Across the country, law enforcement agencies are struggling with recruiting and retaining new officers, according to a new report from the Police Executive Research Forum, a think tank focused on policing research and policy.
Locally, the Spokane Police Department is also struggling with recruitment.
The report, which was released this month, highlights three specific trends among law enforcement agencies — including city police agencies and county sheriff's offices — surveyed by the organization: Decreasing applications for police officer positions, more officers leaving their jobs to find careers outside of law enforcement, and a growing number of current officers becoming eligible for retirement.
"The workforce crisis is affecting law enforcement agencies of all sizes and types — large, medium, and small; local, state, and federal," the report reads. "And it is hitting departments in all parts of the country."
Sixty-three percent of the 411 law enforcement agencies that responded to the Police Executive Research Forum's survey reported a decrease in the number of applicants for police officers in the past five years. The Nashville Police Department, for instance, reported a 60 percent decrease in applications through their online portal since 2010. Smaller agencies are also reporting similar issues: The Liberty Lake Police Department, which consists of 11 full-time officers, reportedly only received five applications for two open positions, compared to 70 applicants for one position a decade ago.
The trend is reflected locally, according to Spokane Police Chief Meidl: "We are now experiencing what the rest of the nation is experiencing in terms of applications," he tells the Inlander.
He says that two decades ago, there would be upwards of "1,000 people" applying for two open positions at the Spokane Police Department. Fast forward to 2019, where his office currently has only 70 applicants for seven open positions. And most of those applicants are going to get disqualified for one reason or another, such as issues to arise in background checks.
"While 70 sounds like a lot, statistically, we may get six or seven [people] out of that list," Meidl says. "We select one out of 10 to 12 applicants out of the list."

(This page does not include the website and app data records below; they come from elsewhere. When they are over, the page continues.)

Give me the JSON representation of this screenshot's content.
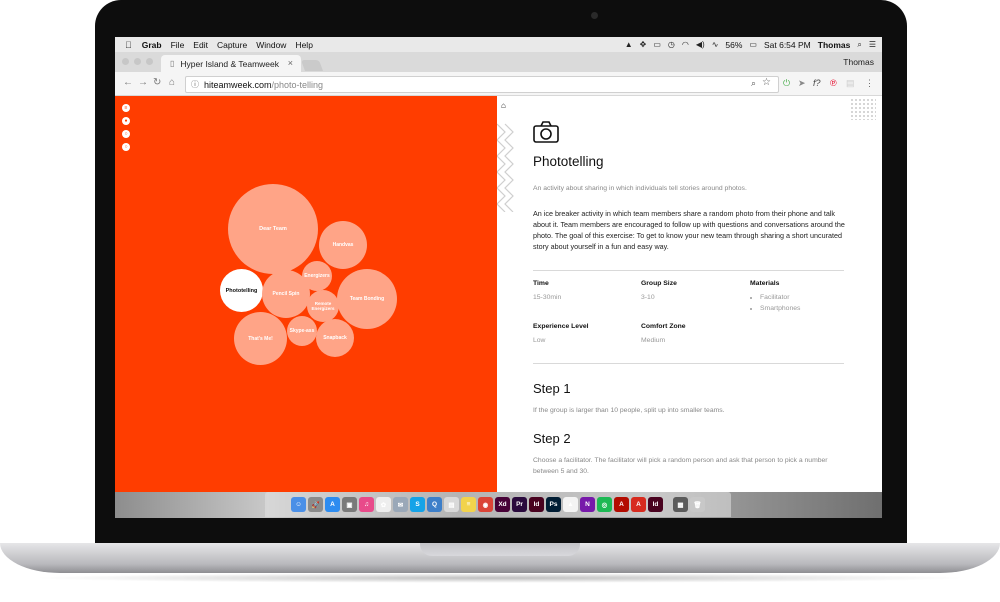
{
  "menubar": {
    "apple": "",
    "app_name": "Grab",
    "items": [
      "File",
      "Edit",
      "Capture",
      "Window",
      "Help"
    ],
    "battery": "56%",
    "clock": "Sat 6:54 PM",
    "user": "Thomas"
  },
  "browser": {
    "tab_title": "Hyper Island & Teamweek",
    "profile": "Thomas",
    "url_host": "hiteamweek.com",
    "url_path": "/photo-telling"
  },
  "bubbles": [
    {
      "label": "Dear Team"
    },
    {
      "label": "Handvas"
    },
    {
      "label": "Energizers"
    },
    {
      "label": "Phototelling"
    },
    {
      "label": "Pencil Spin"
    },
    {
      "label": "Remote Energizers"
    },
    {
      "label": "Team Bonding"
    },
    {
      "label": "Skype-ass"
    },
    {
      "label": "That's Me!"
    },
    {
      "label": "Snapback"
    }
  ],
  "activity": {
    "title": "Phototelling",
    "summary": "An activity about sharing in which individuals tell stories around photos.",
    "description": "An ice breaker activity in which team members share a random photo from their phone and talk about it. Team members are encouraged to follow up with questions and conversations around the photo. The goal of this exercise: To get to know your new team through sharing a short uncurated story about yourself in a fun and easy way.",
    "time_label": "Time",
    "time_value": "15-30min",
    "group_label": "Group Size",
    "group_value": "3-10",
    "materials_label": "Materials",
    "materials": [
      "Facilitator",
      "Smartphones"
    ],
    "experience_label": "Experience Level",
    "experience_value": "Low",
    "comfort_label": "Comfort Zone",
    "comfort_value": "Medium",
    "steps": [
      {
        "title": "Step 1",
        "text": "If the group is larger than 10 people, split up into smaller teams."
      },
      {
        "title": "Step 2",
        "text": "Choose a facilitator. The facilitator will pick a random person and ask that person to pick a number between 5 and 30."
      }
    ]
  },
  "colors": {
    "accent": "#ff3d00",
    "bubble": "#ffa487"
  },
  "dock": [
    {
      "name": "finder-icon",
      "color": "#4a8fe7",
      "glyph": "☺"
    },
    {
      "name": "launchpad-icon",
      "color": "#8b8b8b",
      "glyph": "🚀"
    },
    {
      "name": "app-store-icon",
      "color": "#2d8cf0",
      "glyph": "A"
    },
    {
      "name": "preview-icon",
      "color": "#7a7a7a",
      "glyph": "▣"
    },
    {
      "name": "itunes-icon",
      "color": "#e84a8a",
      "glyph": "♫"
    },
    {
      "name": "photos-icon",
      "color": "#eeeeee",
      "glyph": "✿"
    },
    {
      "name": "mail-icon",
      "color": "#9aa8b8",
      "glyph": "✉"
    },
    {
      "name": "skype-icon",
      "color": "#14a3e8",
      "glyph": "S"
    },
    {
      "name": "quicktime-icon",
      "color": "#3d7fc9",
      "glyph": "Q"
    },
    {
      "name": "documents-icon",
      "color": "#d9d9d9",
      "glyph": "▤"
    },
    {
      "name": "notes-icon",
      "color": "#f2d34c",
      "glyph": "≡"
    },
    {
      "name": "chrome-icon",
      "color": "#db4437",
      "glyph": "◉"
    },
    {
      "name": "xd-icon",
      "color": "#470137",
      "glyph": "Xd"
    },
    {
      "name": "premiere-icon",
      "color": "#2a0a3d",
      "glyph": "Pr"
    },
    {
      "name": "indesign-icon",
      "color": "#49021f",
      "glyph": "Id"
    },
    {
      "name": "photoshop-icon",
      "color": "#001d34",
      "glyph": "Ps"
    },
    {
      "name": "drive-icon",
      "color": "#f4f4f4",
      "glyph": "▲"
    },
    {
      "name": "onenote-icon",
      "color": "#7719aa",
      "glyph": "N"
    },
    {
      "name": "spotify-icon",
      "color": "#1db954",
      "glyph": "◎"
    },
    {
      "name": "acrobat-icon",
      "color": "#b30b00",
      "glyph": "A"
    },
    {
      "name": "acrobat-reader-icon",
      "color": "#d72b1f",
      "glyph": "A"
    },
    {
      "name": "indesign-alt-icon",
      "color": "#49021f",
      "glyph": "Id"
    },
    {
      "name": "folder-icon",
      "color": "#5b5b5b",
      "glyph": "▦"
    },
    {
      "name": "trash-icon",
      "color": "#c8c8c8",
      "glyph": "🗑"
    }
  ]
}
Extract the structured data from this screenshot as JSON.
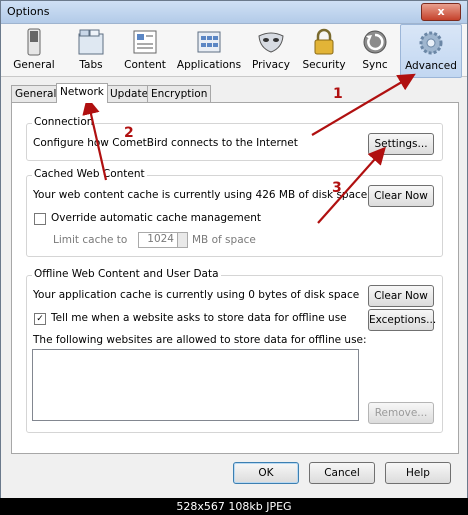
{
  "window": {
    "title": "Options",
    "close_label": "x"
  },
  "toolbar": {
    "items": [
      {
        "label": "General",
        "icon": "switch-icon"
      },
      {
        "label": "Tabs",
        "icon": "tabs-icon"
      },
      {
        "label": "Content",
        "icon": "content-icon"
      },
      {
        "label": "Applications",
        "icon": "applications-icon"
      },
      {
        "label": "Privacy",
        "icon": "mask-icon"
      },
      {
        "label": "Security",
        "icon": "lock-icon"
      },
      {
        "label": "Sync",
        "icon": "sync-icon"
      },
      {
        "label": "Advanced",
        "icon": "gear-icon",
        "selected": true
      }
    ]
  },
  "subtabs": [
    "General",
    "Network",
    "Update",
    "Encryption"
  ],
  "active_subtab": "Network",
  "connection": {
    "title": "Connection",
    "description": "Configure how CometBird connects to the Internet",
    "settings_button": "Settings..."
  },
  "cache": {
    "title": "Cached Web Content",
    "status": "Your web content cache is currently using 426 MB of disk space",
    "clear_button": "Clear Now",
    "override_label": "Override automatic cache management",
    "override_checked": false,
    "limit_label": "Limit cache to",
    "limit_value": "1024",
    "limit_unit": "MB of space"
  },
  "offline": {
    "title": "Offline Web Content and User Data",
    "status": "Your application cache is currently using 0 bytes of disk space",
    "clear_button": "Clear Now",
    "tell_me_label": "Tell me when a website asks to store data for offline use",
    "tell_me_checked": true,
    "check_mark": "✓",
    "exceptions_button": "Exceptions...",
    "allowed_label": "The following websites are allowed to store data for offline use:",
    "remove_button": "Remove..."
  },
  "footer": {
    "ok": "OK",
    "cancel": "Cancel",
    "help": "Help"
  },
  "caption": "528x567  108kb  JPEG",
  "annotations": [
    "1",
    "2",
    "3"
  ],
  "colors": {
    "accent": "#c2d7f1",
    "arrow": "#b01010"
  }
}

The report chalks the declining application numbers to a variety of factors, including a robust national economy with a low unemployment rate, a shrinking number of people leaving active military service — a demographic that typically serves as pool for law enforcement recruitment — and competition for labor among police departments. Additionally, the report also notes that the hiring criteria for new officers is becoming steeper as the nature of police work changes: New officers must be comfortable with new technology and dealing with social problems, such as drug addiction, mental illness and homelessness.
"You have a job that takes a special skill set," Meidl says. "It’s not just law enforcement: it’s social outreach, it’s problem solving, it’s dispute resolution."
"Even as police departments are struggling to get enough applicants in the door, they need to be raising the bar and looking for applicants with a wider array of talents and skills," the report reads.
Decreasing retention rates also becoming an issue for law enforcement. Among the voluntary officer resignations reported by the surveyed agencies, 29 percent occurred within the officer's first year, while 40 percent took place between the officer's first year anniversary and fifth year of service — meaning that a majority of resignations occurred within five years of an officer joining a department. Additionally, agencies reported that officers leaving departments to pursue careers outside of law enforcement was the second most common reason for resignation cited in exit interviews. (The most frequently reported reason was a transfer to another law enforcement agency.)
Meidl says that the Spokane Police Department may be behind the curve on this trend: "People are retiring out of SPD. We don't see a huge outflow of people deciding 'this isn't for me.'"
He adds that his department will need to hire over 40 officers through 2020 due to a combination of retirements and newly funded positions from the public safety levy, which voters approved in early 2019.